Data extracted from a collection:

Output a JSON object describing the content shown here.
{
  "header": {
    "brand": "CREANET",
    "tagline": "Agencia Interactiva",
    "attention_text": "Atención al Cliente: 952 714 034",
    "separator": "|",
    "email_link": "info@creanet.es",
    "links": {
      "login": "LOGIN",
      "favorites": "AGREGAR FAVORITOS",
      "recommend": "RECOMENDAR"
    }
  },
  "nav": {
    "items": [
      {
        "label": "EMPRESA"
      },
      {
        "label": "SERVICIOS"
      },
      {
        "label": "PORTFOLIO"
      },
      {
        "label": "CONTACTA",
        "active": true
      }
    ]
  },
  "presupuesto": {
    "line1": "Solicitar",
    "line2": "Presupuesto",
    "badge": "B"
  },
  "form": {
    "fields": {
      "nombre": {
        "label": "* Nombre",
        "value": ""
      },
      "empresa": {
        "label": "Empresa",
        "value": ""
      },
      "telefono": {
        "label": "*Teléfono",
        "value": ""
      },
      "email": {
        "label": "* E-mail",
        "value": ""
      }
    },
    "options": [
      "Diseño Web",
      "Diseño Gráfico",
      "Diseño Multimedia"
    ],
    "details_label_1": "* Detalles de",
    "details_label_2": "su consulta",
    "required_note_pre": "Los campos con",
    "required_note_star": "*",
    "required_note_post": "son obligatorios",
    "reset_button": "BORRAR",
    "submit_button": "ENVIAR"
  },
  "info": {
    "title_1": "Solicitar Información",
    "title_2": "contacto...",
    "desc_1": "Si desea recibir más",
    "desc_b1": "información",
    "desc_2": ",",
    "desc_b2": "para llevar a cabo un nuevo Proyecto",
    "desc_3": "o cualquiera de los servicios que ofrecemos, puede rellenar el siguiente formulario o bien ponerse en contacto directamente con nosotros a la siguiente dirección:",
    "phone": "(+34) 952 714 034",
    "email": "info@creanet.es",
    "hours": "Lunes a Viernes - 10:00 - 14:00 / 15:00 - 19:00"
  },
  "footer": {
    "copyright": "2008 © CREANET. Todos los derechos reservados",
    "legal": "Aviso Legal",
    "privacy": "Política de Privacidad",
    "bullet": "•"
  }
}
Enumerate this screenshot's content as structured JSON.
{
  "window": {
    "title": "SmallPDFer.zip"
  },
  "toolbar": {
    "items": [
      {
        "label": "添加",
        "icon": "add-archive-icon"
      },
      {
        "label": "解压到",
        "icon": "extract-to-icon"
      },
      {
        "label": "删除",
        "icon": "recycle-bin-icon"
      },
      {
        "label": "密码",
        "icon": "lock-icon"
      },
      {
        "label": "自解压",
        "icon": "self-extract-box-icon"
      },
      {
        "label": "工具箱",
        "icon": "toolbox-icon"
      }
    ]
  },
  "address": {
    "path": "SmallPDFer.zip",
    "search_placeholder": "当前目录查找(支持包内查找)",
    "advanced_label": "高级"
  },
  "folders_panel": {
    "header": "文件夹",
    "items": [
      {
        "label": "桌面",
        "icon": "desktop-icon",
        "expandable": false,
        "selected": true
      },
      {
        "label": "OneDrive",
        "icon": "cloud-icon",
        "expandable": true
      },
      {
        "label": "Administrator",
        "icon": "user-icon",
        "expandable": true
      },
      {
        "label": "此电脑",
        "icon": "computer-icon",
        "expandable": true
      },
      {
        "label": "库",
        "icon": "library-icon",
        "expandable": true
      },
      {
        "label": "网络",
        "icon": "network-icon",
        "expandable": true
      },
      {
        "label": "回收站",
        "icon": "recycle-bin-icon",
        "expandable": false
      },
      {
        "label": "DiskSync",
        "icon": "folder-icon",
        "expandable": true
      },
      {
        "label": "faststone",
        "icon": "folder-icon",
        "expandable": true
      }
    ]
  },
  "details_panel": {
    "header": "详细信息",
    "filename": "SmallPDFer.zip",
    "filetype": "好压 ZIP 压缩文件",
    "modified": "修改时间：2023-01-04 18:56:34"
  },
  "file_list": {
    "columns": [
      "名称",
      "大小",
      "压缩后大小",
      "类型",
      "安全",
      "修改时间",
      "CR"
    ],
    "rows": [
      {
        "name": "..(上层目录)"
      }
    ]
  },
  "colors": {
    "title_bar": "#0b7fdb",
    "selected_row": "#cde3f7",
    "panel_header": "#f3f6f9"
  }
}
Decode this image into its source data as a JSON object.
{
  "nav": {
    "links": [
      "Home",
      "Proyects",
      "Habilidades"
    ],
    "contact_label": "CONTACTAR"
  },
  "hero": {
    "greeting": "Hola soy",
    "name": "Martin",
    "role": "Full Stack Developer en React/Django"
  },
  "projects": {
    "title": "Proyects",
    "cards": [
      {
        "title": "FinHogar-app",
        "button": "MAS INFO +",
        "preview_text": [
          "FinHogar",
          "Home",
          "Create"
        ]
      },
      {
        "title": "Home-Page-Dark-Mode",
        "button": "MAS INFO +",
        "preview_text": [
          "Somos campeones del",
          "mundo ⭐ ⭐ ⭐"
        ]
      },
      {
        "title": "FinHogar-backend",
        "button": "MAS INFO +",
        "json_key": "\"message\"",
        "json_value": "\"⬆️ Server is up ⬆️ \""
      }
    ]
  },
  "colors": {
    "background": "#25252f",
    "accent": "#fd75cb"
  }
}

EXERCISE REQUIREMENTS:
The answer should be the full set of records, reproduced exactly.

PROBLEM SOLUTION:
Output a JSON object describing the content shown here.
{
  "header": {
    "brand": "CREANET",
    "tagline": "Agencia Interactiva",
    "attention_text": "Atención al Cliente: 952 714 034",
    "separator": "|",
    "email_link": "info@creanet.es",
    "links": {
      "login": "LOGIN",
      "favorites": "AGREGAR FAVORITOS",
      "recommend": "RECOMENDAR"
    }
  },
  "nav": {
    "items": [
      {
        "label": "EMPRESA"
      },
      {
        "label": "SERVICIOS"
      },
      {
        "label": "PORTFOLIO"
      },
      {
        "label": "CONTACTA",
        "active": true
      }
    ]
  },
  "presupuesto": {
    "line1": "Solicitar",
    "line2": "Presupuesto",
    "badge": "B"
  },
  "form": {
    "fields": {
      "nombre": {
        "label": "* Nombre",
        "value": ""
      },
      "empresa": {
        "label": "Empresa",
        "value": ""
      },
      "telefono": {
        "label": "*Teléfono",
        "value": ""
      },
      "email": {
        "label": "* E-mail",
        "value": ""
      }
    },
    "options": [
      "Diseño Web",
      "Diseño Gráfico",
      "Diseño Multimedia"
    ],
    "details_label_1": "* Detalles de",
    "details_label_2": "su consulta",
    "required_note_pre": "Los campos con",
    "required_note_star": "*",
    "required_note_post": "son obligatorios",
    "reset_button": "BORRAR",
    "submit_button": "ENVIAR"
  },
  "info": {
    "title_1": "Solicitar Información",
    "title_2": "contacto...",
    "desc_1": "Si desea recibir más",
    "desc_b1": "información",
    "desc_2": ",",
    "desc_b2": "para llevar a cabo un nuevo Proyecto",
    "desc_3": "o cualquiera de los servicios que ofrecemos, puede rellenar el siguiente formulario o bien ponerse en contacto directamente con nosotros a la siguiente dirección:",
    "phone": "(+34) 952 714 034",
    "email": "info@creanet.es",
    "hours": "Lunes a Viernes - 10:00 - 14:00 / 15:00 - 19:00"
  },
  "footer": {
    "copyright": "2008 © CREANET. Todos los derechos reservados",
    "legal": "Aviso Legal",
    "privacy": "Política de Privacidad",
    "bullet": "•"
  }
}
Enumerate this screenshot's content as structured JSON.
{
  "window": {
    "title": "SmallPDFer.zip"
  },
  "toolbar": {
    "items": [
      {
        "label": "添加",
        "icon": "add-archive-icon"
      },
      {
        "label": "解压到",
        "icon": "extract-to-icon"
      },
      {
        "label": "删除",
        "icon": "recycle-bin-icon"
      },
      {
        "label": "密码",
        "icon": "lock-icon"
      },
      {
        "label": "自解压",
        "icon": "self-extract-box-icon"
      },
      {
        "label": "工具箱",
        "icon": "toolbox-icon"
      }
    ]
  },
  "address": {
    "path": "SmallPDFer.zip",
    "search_placeholder": "当前目录查找(支持包内查找)",
    "advanced_label": "高级"
  },
  "folders_panel": {
    "header": "文件夹",
    "items": [
      {
        "label": "桌面",
        "icon": "desktop-icon",
        "expandable": false,
        "selected": true
      },
      {
        "label": "OneDrive",
        "icon": "cloud-icon",
        "expandable": true
      },
      {
        "label": "Administrator",
        "icon": "user-icon",
        "expandable": true
      },
      {
        "label": "此电脑",
        "icon": "computer-icon",
        "expandable": true
      },
      {
        "label": "库",
        "icon": "library-icon",
        "expandable": true
      },
      {
        "label": "网络",
        "icon": "network-icon",
        "expandable": true
      },
      {
        "label": "回收站",
        "icon": "recycle-bin-icon",
        "expandable": false
      },
      {
        "label": "DiskSync",
        "icon": "folder-icon",
        "expandable": true
      },
      {
        "label": "faststone",
        "icon": "folder-icon",
        "expandable": true
      }
    ]
  },
  "details_panel": {
    "header": "详细信息",
    "filename": "SmallPDFer.zip",
    "filetype": "好压 ZIP 压缩文件",
    "modified": "修改时间：2023-01-04 18:56:34"
  },
  "file_list": {
    "columns": [
      "名称",
      "大小",
      "压缩后大小",
      "类型",
      "安全",
      "修改时间",
      "CR"
    ],
    "rows": [
      {
        "name": "..(上层目录)"
      }
    ]
  },
  "colors": {
    "title_bar": "#0b7fdb",
    "selected_row": "#cde3f7",
    "panel_header": "#f3f6f9"
  }
}
Decode this image into its source data as a JSON object.
{
  "nav": {
    "links": [
      "Home",
      "Proyects",
      "Habilidades"
    ],
    "contact_label": "CONTACTAR"
  },
  "hero": {
    "greeting": "Hola soy",
    "name": "Martin",
    "role": "Full Stack Developer en React/Django"
  },
  "projects": {
    "title": "Proyects",
    "cards": [
      {
        "title": "FinHogar-app",
        "button": "MAS INFO +",
        "preview_text": [
          "FinHogar",
          "Home",
          "Create"
        ]
      },
      {
        "title": "Home-Page-Dark-Mode",
        "button": "MAS INFO +",
        "preview_text": [
          "Somos campeones del",
          "mundo ⭐ ⭐ ⭐"
        ]
      },
      {
        "title": "FinHogar-backend",
        "button": "MAS INFO +",
        "json_key": "\"message\"",
        "json_value": "\"⬆️ Server is up ⬆️ \""
      }
    ]
  },
  "colors": {
    "background": "#25252f",
    "accent": "#fd75cb"
  }
}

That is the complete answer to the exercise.